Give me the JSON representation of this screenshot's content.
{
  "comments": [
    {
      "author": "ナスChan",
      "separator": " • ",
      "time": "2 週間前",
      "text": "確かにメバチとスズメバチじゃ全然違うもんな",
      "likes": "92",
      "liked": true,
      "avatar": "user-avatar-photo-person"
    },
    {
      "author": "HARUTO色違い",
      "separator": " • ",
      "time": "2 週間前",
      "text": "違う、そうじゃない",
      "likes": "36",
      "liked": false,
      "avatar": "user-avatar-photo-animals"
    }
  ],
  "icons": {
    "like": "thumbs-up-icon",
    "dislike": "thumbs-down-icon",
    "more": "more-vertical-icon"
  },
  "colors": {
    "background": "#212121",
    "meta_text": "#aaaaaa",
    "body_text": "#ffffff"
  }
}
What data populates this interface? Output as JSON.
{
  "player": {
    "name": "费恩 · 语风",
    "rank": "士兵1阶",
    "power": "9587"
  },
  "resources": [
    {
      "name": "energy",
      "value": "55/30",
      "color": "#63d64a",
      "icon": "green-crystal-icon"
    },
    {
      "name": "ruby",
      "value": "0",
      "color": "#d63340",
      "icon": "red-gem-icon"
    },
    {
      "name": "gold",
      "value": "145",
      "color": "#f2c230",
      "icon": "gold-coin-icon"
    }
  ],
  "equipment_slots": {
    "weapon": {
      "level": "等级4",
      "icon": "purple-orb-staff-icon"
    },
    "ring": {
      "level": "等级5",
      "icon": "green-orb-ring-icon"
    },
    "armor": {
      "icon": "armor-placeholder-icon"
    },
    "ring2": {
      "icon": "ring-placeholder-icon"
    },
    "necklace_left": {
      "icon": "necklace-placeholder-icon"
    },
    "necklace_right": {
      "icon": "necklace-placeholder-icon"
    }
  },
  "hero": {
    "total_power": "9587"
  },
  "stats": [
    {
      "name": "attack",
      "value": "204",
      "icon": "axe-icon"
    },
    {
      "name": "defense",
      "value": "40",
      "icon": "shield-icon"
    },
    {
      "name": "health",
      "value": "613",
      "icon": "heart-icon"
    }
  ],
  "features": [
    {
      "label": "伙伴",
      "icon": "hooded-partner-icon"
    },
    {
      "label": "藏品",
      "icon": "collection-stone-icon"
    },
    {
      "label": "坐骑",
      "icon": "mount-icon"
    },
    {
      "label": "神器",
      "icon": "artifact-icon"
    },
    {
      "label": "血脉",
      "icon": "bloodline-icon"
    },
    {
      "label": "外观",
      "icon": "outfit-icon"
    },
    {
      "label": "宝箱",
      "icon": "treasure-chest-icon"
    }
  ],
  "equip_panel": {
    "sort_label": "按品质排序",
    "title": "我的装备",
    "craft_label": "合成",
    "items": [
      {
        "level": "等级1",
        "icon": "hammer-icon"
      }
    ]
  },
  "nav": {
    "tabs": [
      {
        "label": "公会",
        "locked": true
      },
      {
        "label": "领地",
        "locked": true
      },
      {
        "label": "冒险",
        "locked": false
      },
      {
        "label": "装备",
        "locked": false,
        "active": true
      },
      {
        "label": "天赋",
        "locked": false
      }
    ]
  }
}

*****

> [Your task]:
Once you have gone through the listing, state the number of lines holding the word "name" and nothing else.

> [Written solution]:
7